• Task
The expected reply is all of the data, returned exactly.

-- Supplied records follows --

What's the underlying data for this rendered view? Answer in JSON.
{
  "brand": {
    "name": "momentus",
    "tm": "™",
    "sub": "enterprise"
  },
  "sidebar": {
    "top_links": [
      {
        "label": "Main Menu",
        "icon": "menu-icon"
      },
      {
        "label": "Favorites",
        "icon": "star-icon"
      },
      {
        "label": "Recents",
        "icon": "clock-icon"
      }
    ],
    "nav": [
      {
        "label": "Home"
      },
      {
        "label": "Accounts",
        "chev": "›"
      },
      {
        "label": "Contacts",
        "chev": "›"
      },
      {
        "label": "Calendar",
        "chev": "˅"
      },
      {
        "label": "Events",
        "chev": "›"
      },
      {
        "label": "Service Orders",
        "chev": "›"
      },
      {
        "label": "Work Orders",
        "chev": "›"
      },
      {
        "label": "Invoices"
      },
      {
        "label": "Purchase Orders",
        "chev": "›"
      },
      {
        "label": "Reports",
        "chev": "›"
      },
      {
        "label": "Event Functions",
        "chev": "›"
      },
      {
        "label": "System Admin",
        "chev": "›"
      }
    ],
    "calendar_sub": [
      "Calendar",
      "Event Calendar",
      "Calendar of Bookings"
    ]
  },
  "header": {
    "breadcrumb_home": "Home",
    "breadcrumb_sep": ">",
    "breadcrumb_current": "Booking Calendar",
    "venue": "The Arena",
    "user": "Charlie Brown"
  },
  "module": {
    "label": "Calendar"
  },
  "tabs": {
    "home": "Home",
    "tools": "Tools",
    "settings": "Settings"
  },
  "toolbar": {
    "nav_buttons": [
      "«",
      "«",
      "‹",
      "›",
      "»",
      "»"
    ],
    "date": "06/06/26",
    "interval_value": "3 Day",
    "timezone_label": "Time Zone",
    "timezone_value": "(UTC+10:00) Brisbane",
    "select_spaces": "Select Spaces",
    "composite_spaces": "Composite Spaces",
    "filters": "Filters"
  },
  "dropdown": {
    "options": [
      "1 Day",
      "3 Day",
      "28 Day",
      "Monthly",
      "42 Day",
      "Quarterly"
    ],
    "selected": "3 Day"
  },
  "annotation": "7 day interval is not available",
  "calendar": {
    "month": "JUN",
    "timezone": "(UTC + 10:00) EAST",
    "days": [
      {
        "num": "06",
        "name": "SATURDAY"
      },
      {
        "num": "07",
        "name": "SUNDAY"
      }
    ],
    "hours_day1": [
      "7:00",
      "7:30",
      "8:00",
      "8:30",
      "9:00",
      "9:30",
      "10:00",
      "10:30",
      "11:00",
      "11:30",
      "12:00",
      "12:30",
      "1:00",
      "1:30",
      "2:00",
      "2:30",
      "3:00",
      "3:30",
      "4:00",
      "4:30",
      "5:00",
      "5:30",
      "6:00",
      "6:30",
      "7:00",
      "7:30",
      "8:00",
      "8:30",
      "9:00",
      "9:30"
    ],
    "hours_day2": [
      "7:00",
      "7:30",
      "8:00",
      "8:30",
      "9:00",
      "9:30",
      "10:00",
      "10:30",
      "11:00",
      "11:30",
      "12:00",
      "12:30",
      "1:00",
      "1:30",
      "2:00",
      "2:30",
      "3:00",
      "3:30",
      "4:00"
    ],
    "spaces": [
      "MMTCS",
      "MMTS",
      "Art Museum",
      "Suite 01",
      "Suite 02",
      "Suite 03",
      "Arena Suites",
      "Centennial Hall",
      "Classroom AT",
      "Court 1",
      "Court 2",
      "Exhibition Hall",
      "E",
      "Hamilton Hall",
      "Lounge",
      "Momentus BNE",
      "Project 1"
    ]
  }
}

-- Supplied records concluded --

• Written response
What's the underlying data for this rendered view? Answer in JSON.
{
  "brand": {
    "name": "momentus",
    "tm": "™",
    "sub": "enterprise"
  },
  "sidebar": {
    "top_links": [
      {
        "label": "Main Menu",
        "icon": "menu-icon"
      },
      {
        "label": "Favorites",
        "icon": "star-icon"
      },
      {
        "label": "Recents",
        "icon": "clock-icon"
      }
    ],
    "nav": [
      {
        "label": "Home"
      },
      {
        "label": "Accounts",
        "chev": "›"
      },
      {
        "label": "Contacts",
        "chev": "›"
      },
      {
        "label": "Calendar",
        "chev": "˅"
      },
      {
        "label": "Events",
        "chev": "›"
      },
      {
        "label": "Service Orders",
        "chev": "›"
      },
      {
        "label": "Work Orders",
        "chev": "›"
      },
      {
        "label": "Invoices"
      },
      {
        "label": "Purchase Orders",
        "chev": "›"
      },
      {
        "label": "Reports",
        "chev": "›"
      },
      {
        "label": "Event Functions",
        "chev": "›"
      },
      {
        "label": "System Admin",
        "chev": "›"
      }
    ],
    "calendar_sub": [
      "Calendar",
      "Event Calendar",
      "Calendar of Bookings"
    ]
  },
  "header": {
    "breadcrumb_home": "Home",
    "breadcrumb_sep": ">",
    "breadcrumb_current": "Booking Calendar",
    "venue": "The Arena",
    "user": "Charlie Brown"
  },
  "module": {
    "label": "Calendar"
  },
  "tabs": {
    "home": "Home",
    "tools": "Tools",
    "settings": "Settings"
  },
  "toolbar": {
    "nav_buttons": [
      "«",
      "«",
      "‹",
      "›",
      "»",
      "»"
    ],
    "date": "06/06/26",
    "interval_value": "3 Day",
    "timezone_label": "Time Zone",
    "timezone_value": "(UTC+10:00) Brisbane",
    "select_spaces": "Select Spaces",
    "composite_spaces": "Composite Spaces",
    "filters": "Filters"
  },
  "dropdown": {
    "options": [
      "1 Day",
      "3 Day",
      "28 Day",
      "Monthly",
      "42 Day",
      "Quarterly"
    ],
    "selected": "3 Day"
  },
  "annotation": "7 day interval is not available",
  "calendar": {
    "month": "JUN",
    "timezone": "(UTC + 10:00) EAST",
    "days": [
      {
        "num": "06",
        "name": "SATURDAY"
      },
      {
        "num": "07",
        "name": "SUNDAY"
      }
    ],
    "hours_day1": [
      "7:00",
      "7:30",
      "8:00",
      "8:30",
      "9:00",
      "9:30",
      "10:00",
      "10:30",
      "11:00",
      "11:30",
      "12:00",
      "12:30",
      "1:00",
      "1:30",
      "2:00",
      "2:30",
      "3:00",
      "3:30",
      "4:00",
      "4:30",
      "5:00",
      "5:30",
      "6:00",
      "6:30",
      "7:00",
      "7:30",
      "8:00",
      "8:30",
      "9:00",
      "9:30"
    ],
    "hours_day2": [
      "7:00",
      "7:30",
      "8:00",
      "8:30",
      "9:00",
      "9:30",
      "10:00",
      "10:30",
      "11:00",
      "11:30",
      "12:00",
      "12:30",
      "1:00",
      "1:30",
      "2:00",
      "2:30",
      "3:00",
      "3:30",
      "4:00"
    ],
    "spaces": [
      "MMTCS",
      "MMTS",
      "Art Museum",
      "Suite 01",
      "Suite 02",
      "Suite 03",
      "Arena Suites",
      "Centennial Hall",
      "Classroom AT",
      "Court 1",
      "Court 2",
      "Exhibition Hall",
      "E",
      "Hamilton Hall",
      "Lounge",
      "Momentus BNE",
      "Project 1"
    ]
  }
}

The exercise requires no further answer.